Directions: On how many lines of these entries does the word "title" occur? State the number alone.
** Opening Source material block **
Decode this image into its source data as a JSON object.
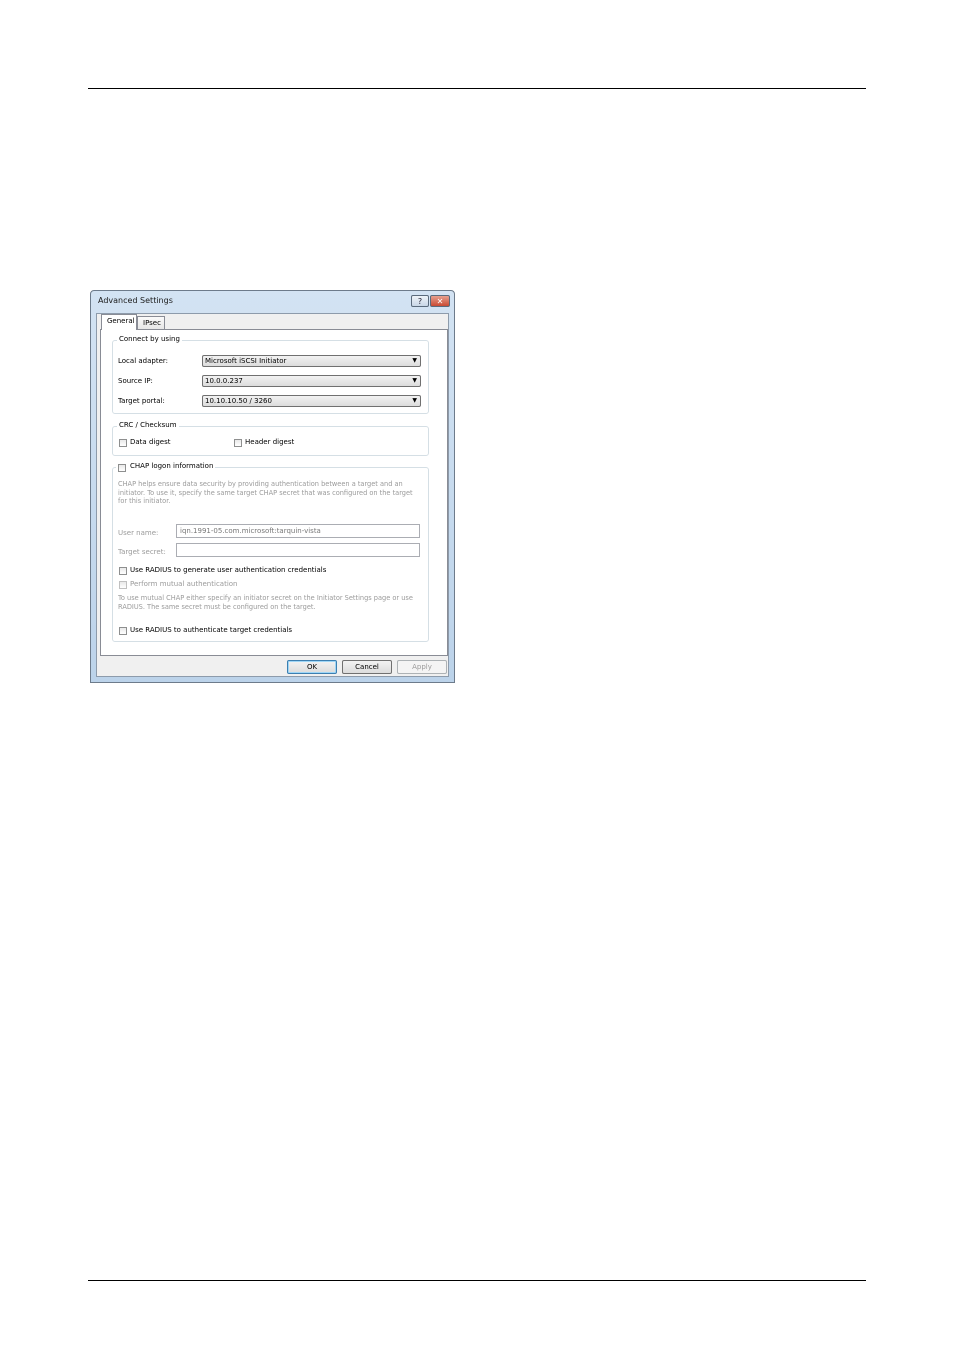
{
  "window": {
    "title": "Advanced Settings",
    "help_glyph": "?",
    "close_glyph": "✕"
  },
  "tabs": [
    {
      "label": "General",
      "active": true
    },
    {
      "label": "IPsec",
      "active": false
    }
  ],
  "connect": {
    "title": "Connect by using",
    "local_adapter_label": "Local adapter:",
    "local_adapter_value": "Microsoft iSCSI Initiator",
    "source_ip_label": "Source IP:",
    "source_ip_value": "10.0.0.237",
    "target_portal_label": "Target portal:",
    "target_portal_value": "10.10.10.50 / 3260"
  },
  "crc": {
    "title": "CRC / Checksum",
    "data_digest": "Data digest",
    "header_digest": "Header digest"
  },
  "chap": {
    "title": "CHAP logon information",
    "description": "CHAP helps ensure data security by providing authentication between a target and an initiator. To use it, specify the same target CHAP secret that was configured on the target for this initiator.",
    "user_name_label": "User name:",
    "user_name_value": "iqn.1991-05.com.microsoft:tarquin-vista",
    "target_secret_label": "Target secret:",
    "target_secret_value": "",
    "radius_generate": "Use RADIUS to generate user authentication credentials",
    "mutual_auth": "Perform mutual authentication",
    "mutual_note": "To use mutual CHAP either specify an initiator secret on the Initiator Settings page or use RADIUS.  The same secret must be configured on the target.",
    "radius_authenticate": "Use RADIUS to authenticate target credentials"
  },
  "buttons": {
    "ok": "OK",
    "cancel": "Cancel",
    "apply": "Apply"
  },
  "combo_arrow": "▼"
}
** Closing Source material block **
Written answer: 4